The British government is trying to solve its issues with migration with a £120 million plan to relocate asylum seekers arriving in the UK to Rwanda.
Under the proposal, anyone arriving in the UK without the correct documentation, as well as those who have arrived illegally since Jan. 1, 2022, may be relocated to the East African nation, where they will be offered permanent residency or sent back to their country of origin. The UK says Rwanda will be paid a set amount per relocated person.
UK prime minister Boris Johnson said the plan will mean “economic migrants taking advantage of the asylum system will not get to stay in the UK, while those in genuine need will be properly protected.” The asylum system in the UK reportedly costs the government nearly $2 billion a year.
The UK government’s proposed Nationality and Borders Bill, which is currently making its way through parliament, will also make it easier to move someone with a pending asylum claim to a third country.

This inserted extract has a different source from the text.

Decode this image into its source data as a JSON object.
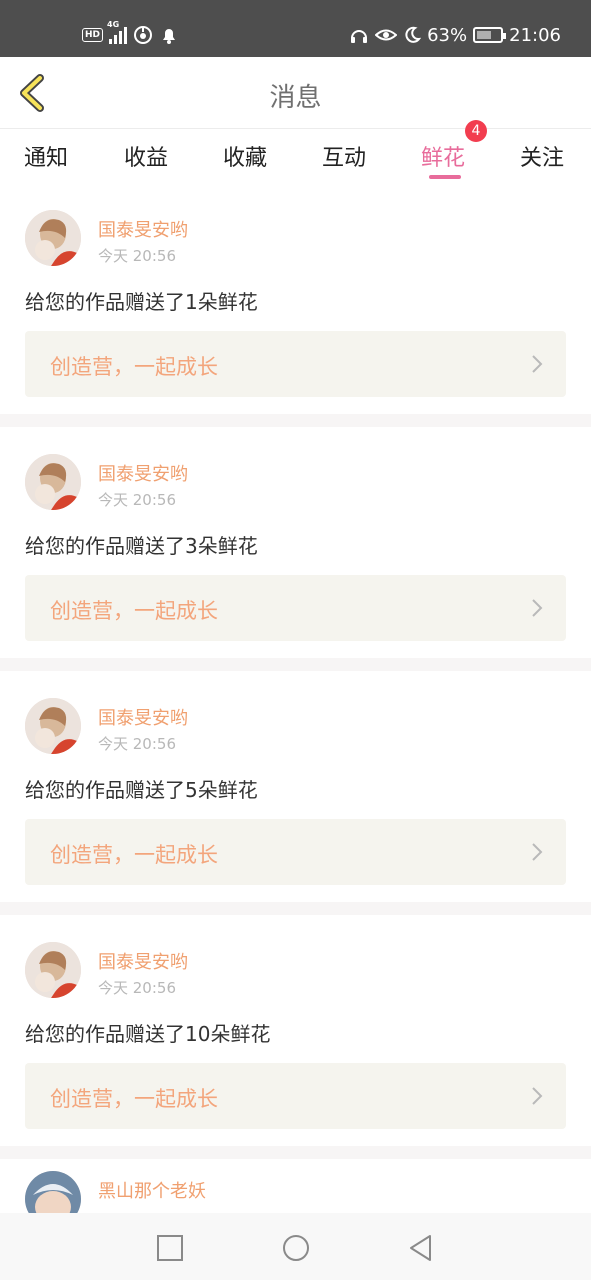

The number of migrants heading for the UK is growing. In 2021, nearly 29,000 people are estimated to have crossed the English Channel, the stretch of sea separating the UK and France, in small boats. More than 4,500 have made the journey so far this year.
The Rwandan government said “migrants will be entitled to full protection under Rwandan law, equal access to employment, and enrollment in healthcare and social care services.”
It could take up to three months for asylum applications to be processed once migrants arrive in Rwanda. During this time, they will reside in temporary accommodation close to the capital, Kigali.
Johnson is battling against calls for his resignation after receiving a fine from police for breaking the UK’s strict lockdown rules.
“Desperate and truly shameful announcement from Govt tonight as an attempt to distract from Boris Johnson’s lawbreaking,” tweeted the opposition’s Yvette Cooper. “Unworkable, unethical and extortionate.”
The policy was also quickly met with criticism from human rights and refugee organizations.
“Sending people seeking asylum to be processed abroad will do absolutely nothing to address the reasons why people take perilous journeys to find safety in the UK,” said Enver Solomon, CEO of the Refugee Council.
“It will do little to deter them from coming to this country, but only lead to more human suffering and chaos—at a huge expense of an estimated £1.4 billion a year.”
“While all the details have not been provided, quite a substantial amount of money is involved,” Abdullahi Halakhe, an expert on African security, told Quartz. “That’s a direct benefit. Implicitly, the UK government will not raise any issue about Rwanda in the future—including the Rwanda government’s human rights record.”
Meanwhile, Rwanda already hosts an estimated 130,000 refugees, primarily coming from the Democratic Republic of Congo (DRC) and Burundi.